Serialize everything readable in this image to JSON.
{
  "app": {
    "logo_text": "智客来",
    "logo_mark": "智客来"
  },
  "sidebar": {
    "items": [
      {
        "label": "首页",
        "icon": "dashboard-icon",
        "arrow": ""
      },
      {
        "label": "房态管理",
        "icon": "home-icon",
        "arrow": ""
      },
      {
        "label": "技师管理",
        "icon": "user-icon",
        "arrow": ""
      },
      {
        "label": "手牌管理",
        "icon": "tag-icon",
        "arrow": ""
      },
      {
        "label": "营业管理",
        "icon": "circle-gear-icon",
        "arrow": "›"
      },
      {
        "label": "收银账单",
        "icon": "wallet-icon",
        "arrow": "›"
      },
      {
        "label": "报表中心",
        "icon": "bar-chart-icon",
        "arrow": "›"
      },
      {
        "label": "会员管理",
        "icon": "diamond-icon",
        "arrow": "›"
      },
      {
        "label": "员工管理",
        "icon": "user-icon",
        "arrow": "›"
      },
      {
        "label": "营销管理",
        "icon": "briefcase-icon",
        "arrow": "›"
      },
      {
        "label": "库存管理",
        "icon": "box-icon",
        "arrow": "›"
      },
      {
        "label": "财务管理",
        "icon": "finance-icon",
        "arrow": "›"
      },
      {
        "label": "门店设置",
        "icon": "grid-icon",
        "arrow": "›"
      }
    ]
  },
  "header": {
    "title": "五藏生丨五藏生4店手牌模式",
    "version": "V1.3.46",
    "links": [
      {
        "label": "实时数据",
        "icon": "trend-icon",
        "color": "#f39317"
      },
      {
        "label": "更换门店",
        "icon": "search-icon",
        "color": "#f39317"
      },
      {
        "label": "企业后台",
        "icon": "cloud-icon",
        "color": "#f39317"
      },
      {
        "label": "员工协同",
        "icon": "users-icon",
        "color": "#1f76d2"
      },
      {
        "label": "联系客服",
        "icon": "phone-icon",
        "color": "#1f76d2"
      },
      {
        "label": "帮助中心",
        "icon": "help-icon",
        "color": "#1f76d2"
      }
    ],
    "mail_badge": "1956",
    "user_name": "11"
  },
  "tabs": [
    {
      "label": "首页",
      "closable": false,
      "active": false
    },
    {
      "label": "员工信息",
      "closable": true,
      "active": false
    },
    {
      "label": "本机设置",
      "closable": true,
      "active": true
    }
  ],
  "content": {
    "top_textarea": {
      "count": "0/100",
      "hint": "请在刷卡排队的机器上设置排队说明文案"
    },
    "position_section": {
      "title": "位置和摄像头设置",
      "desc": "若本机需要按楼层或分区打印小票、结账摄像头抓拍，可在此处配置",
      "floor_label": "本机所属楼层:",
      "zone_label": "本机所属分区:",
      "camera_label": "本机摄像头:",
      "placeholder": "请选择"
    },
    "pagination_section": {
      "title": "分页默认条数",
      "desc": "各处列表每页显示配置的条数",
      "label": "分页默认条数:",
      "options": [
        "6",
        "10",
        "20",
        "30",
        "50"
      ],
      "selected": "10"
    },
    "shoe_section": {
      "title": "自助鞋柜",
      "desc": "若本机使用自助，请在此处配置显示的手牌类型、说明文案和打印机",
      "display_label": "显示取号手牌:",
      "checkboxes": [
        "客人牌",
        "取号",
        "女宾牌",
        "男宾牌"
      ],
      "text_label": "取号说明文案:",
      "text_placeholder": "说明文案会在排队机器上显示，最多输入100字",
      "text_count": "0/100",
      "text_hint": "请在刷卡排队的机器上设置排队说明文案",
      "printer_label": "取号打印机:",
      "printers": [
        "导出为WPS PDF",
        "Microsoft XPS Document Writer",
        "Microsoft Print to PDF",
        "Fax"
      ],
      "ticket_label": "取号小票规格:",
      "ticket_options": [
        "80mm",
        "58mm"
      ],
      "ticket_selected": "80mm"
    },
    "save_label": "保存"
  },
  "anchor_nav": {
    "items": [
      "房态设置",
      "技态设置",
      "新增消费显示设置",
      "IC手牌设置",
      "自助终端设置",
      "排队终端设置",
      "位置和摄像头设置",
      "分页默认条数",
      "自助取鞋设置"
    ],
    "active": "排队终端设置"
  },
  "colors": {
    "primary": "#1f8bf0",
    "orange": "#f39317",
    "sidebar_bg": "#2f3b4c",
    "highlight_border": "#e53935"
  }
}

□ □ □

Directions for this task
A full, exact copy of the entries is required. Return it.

Final answer
Serialize everything readable in this image to JSON.
{
  "app": {
    "logo_text": "智客来",
    "logo_mark": "智客来"
  },
  "sidebar": {
    "items": [
      {
        "label": "首页",
        "icon": "dashboard-icon",
        "arrow": ""
      },
      {
        "label": "房态管理",
        "icon": "home-icon",
        "arrow": ""
      },
      {
        "label": "技师管理",
        "icon": "user-icon",
        "arrow": ""
      },
      {
        "label": "手牌管理",
        "icon": "tag-icon",
        "arrow": ""
      },
      {
        "label": "营业管理",
        "icon": "circle-gear-icon",
        "arrow": "›"
      },
      {
        "label": "收银账单",
        "icon": "wallet-icon",
        "arrow": "›"
      },
      {
        "label": "报表中心",
        "icon": "bar-chart-icon",
        "arrow": "›"
      },
      {
        "label": "会员管理",
        "icon": "diamond-icon",
        "arrow": "›"
      },
      {
        "label": "员工管理",
        "icon": "user-icon",
        "arrow": "›"
      },
      {
        "label": "营销管理",
        "icon": "briefcase-icon",
        "arrow": "›"
      },
      {
        "label": "库存管理",
        "icon": "box-icon",
        "arrow": "›"
      },
      {
        "label": "财务管理",
        "icon": "finance-icon",
        "arrow": "›"
      },
      {
        "label": "门店设置",
        "icon": "grid-icon",
        "arrow": "›"
      }
    ]
  },
  "header": {
    "title": "五藏生丨五藏生4店手牌模式",
    "version": "V1.3.46",
    "links": [
      {
        "label": "实时数据",
        "icon": "trend-icon",
        "color": "#f39317"
      },
      {
        "label": "更换门店",
        "icon": "search-icon",
        "color": "#f39317"
      },
      {
        "label": "企业后台",
        "icon": "cloud-icon",
        "color": "#f39317"
      },
      {
        "label": "员工协同",
        "icon": "users-icon",
        "color": "#1f76d2"
      },
      {
        "label": "联系客服",
        "icon": "phone-icon",
        "color": "#1f76d2"
      },
      {
        "label": "帮助中心",
        "icon": "help-icon",
        "color": "#1f76d2"
      }
    ],
    "mail_badge": "1956",
    "user_name": "11"
  },
  "tabs": [
    {
      "label": "首页",
      "closable": false,
      "active": false
    },
    {
      "label": "员工信息",
      "closable": true,
      "active": false
    },
    {
      "label": "本机设置",
      "closable": true,
      "active": true
    }
  ],
  "content": {
    "top_textarea": {
      "count": "0/100",
      "hint": "请在刷卡排队的机器上设置排队说明文案"
    },
    "position_section": {
      "title": "位置和摄像头设置",
      "desc": "若本机需要按楼层或分区打印小票、结账摄像头抓拍，可在此处配置",
      "floor_label": "本机所属楼层:",
      "zone_label": "本机所属分区:",
      "camera_label": "本机摄像头:",
      "placeholder": "请选择"
    },
    "pagination_section": {
      "title": "分页默认条数",
      "desc": "各处列表每页显示配置的条数",
      "label": "分页默认条数:",
      "options": [
        "6",
        "10",
        "20",
        "30",
        "50"
      ],
      "selected": "10"
    },
    "shoe_section": {
      "title": "自助鞋柜",
      "desc": "若本机使用自助，请在此处配置显示的手牌类型、说明文案和打印机",
      "display_label": "显示取号手牌:",
      "checkboxes": [
        "客人牌",
        "取号",
        "女宾牌",
        "男宾牌"
      ],
      "text_label": "取号说明文案:",
      "text_placeholder": "说明文案会在排队机器上显示，最多输入100字",
      "text_count": "0/100",
      "text_hint": "请在刷卡排队的机器上设置排队说明文案",
      "printer_label": "取号打印机:",
      "printers": [
        "导出为WPS PDF",
        "Microsoft XPS Document Writer",
        "Microsoft Print to PDF",
        "Fax"
      ],
      "ticket_label": "取号小票规格:",
      "ticket_options": [
        "80mm",
        "58mm"
      ],
      "ticket_selected": "80mm"
    },
    "save_label": "保存"
  },
  "anchor_nav": {
    "items": [
      "房态设置",
      "技态设置",
      "新增消费显示设置",
      "IC手牌设置",
      "自助终端设置",
      "排队终端设置",
      "位置和摄像头设置",
      "分页默认条数",
      "自助取鞋设置"
    ],
    "active": "排队终端设置"
  },
  "colors": {
    "primary": "#1f8bf0",
    "orange": "#f39317",
    "sidebar_bg": "#2f3b4c",
    "highlight_border": "#e53935"
  }
}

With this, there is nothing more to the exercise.